Child and adolescent nurse exemplifies the compassion Rogers is known for02/20/18 03:08:pm
It’s rare for someone to enter psychiatric nursing straight out of school, but that’s exactly what Samantha Stotler, RN, did when she graduated from Concordia University of Wisconsin in May 2016.
Samantha joined the Child and Adolescent Eating Disorder unit of Rogers–Oconomowoc in August 2016 because she “wanted to work somewhere where I could make a difference to my patients and help them overcome the struggles they may be facing.”
She was first inspired to become a nurse by her grandmother, who was a retired nurse while she was growing up. Samantha says that she would examine her grandmother’s old nursing books with intrigue and used her stethoscope to nurse her stuffed animals back to health. After growing up a bit more, she understood what the day-to-day of being a nurse meant, and it solidified her decision.

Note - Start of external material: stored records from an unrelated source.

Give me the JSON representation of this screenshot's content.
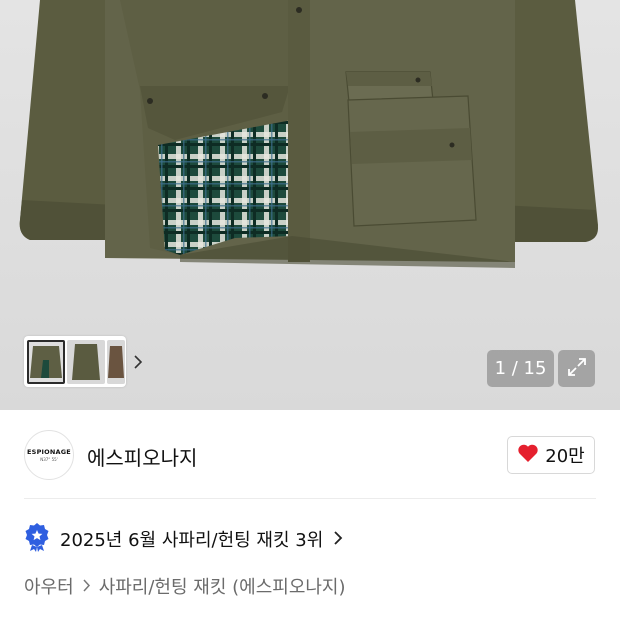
{
  "gallery": {
    "counter": "1 / 15",
    "icons": {
      "next": "chevron-right-icon",
      "expand": "expand-icon"
    }
  },
  "brand": {
    "logo_text": "ESPIONAGE",
    "logo_subtext": "N37° 55'",
    "name": "에스피오나지",
    "like_count": "20만",
    "like_color": "#e5202e"
  },
  "ranking": {
    "text": "2025년 6월 사파리/헌팅 재킷 3위",
    "badge_color": "#2f5fe0"
  },
  "breadcrumb": {
    "items": [
      "아우터",
      "사파리/헌팅 재킷 (에스피오나지)"
    ]
  }
}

“I knew it was what I was meant to do,” Samantha says. “I love patient to nurse interaction and being able to help my patients get one step closer to a healthy lifestyle.”
Samantha has already made what she says are “many amazing memories” despite only being with Rogers for a little over a year now. On memory in particular sticks out for her.
“I was sitting with a group of patients and something was “off” with one of them,” she explains. “They always tell you in nursing school that you’ll experience moments like these; where something doesn’t feel right but you aren’t able to pinpoint it. When we came back inside, I pulled the patient aside to talk and see if she was doing okay.
“She disclosed that she had strong self-harm and suicidal thoughts with a plan and intent to act that evening.”
Samantha talked with the patient for an hour, helping her to process her thoughts and develop a safety plan together. While the patient was initially upset that she would have to be placed on 1:1 supervision, Samantha convinced her that it was necessary.
“We talked about the importance of a 1:1 and that if I didn’t call the doctor, that I wouldn’t be doing my job, which is to ensure that she is safe,” she shares. “We talked a little longer and she accepted that a 1:1 was the right thing for her safety.”
When Samantha talked with her the next day with the patient, she was surprised at the reaction she received.
“The following day when I was checking in with her she randomly said ‘Thank you.’ I wasn’t sure what she was thanking me for, so when I asked, she said ‘for taking the time to notice something was wrong yesterday; most people wouldn’t have noticed.’”
Samantha says that she was taken aback by the comment, and that that in her mind, she was only doing her job. Experiences like these are what keep Samantha going, even on the tougher days, she says.
“We oftentimes work with patients who don’t want to recover and push back on the care we are providing them, so when a patient says thank you and sincerely means it, it sticks with you.”
Samantha enjoys spending time with family and friends, reading, and enjoying time outside. She also loves taking part in typical seasonal and holiday activities and says she can’t turn down a new adventure.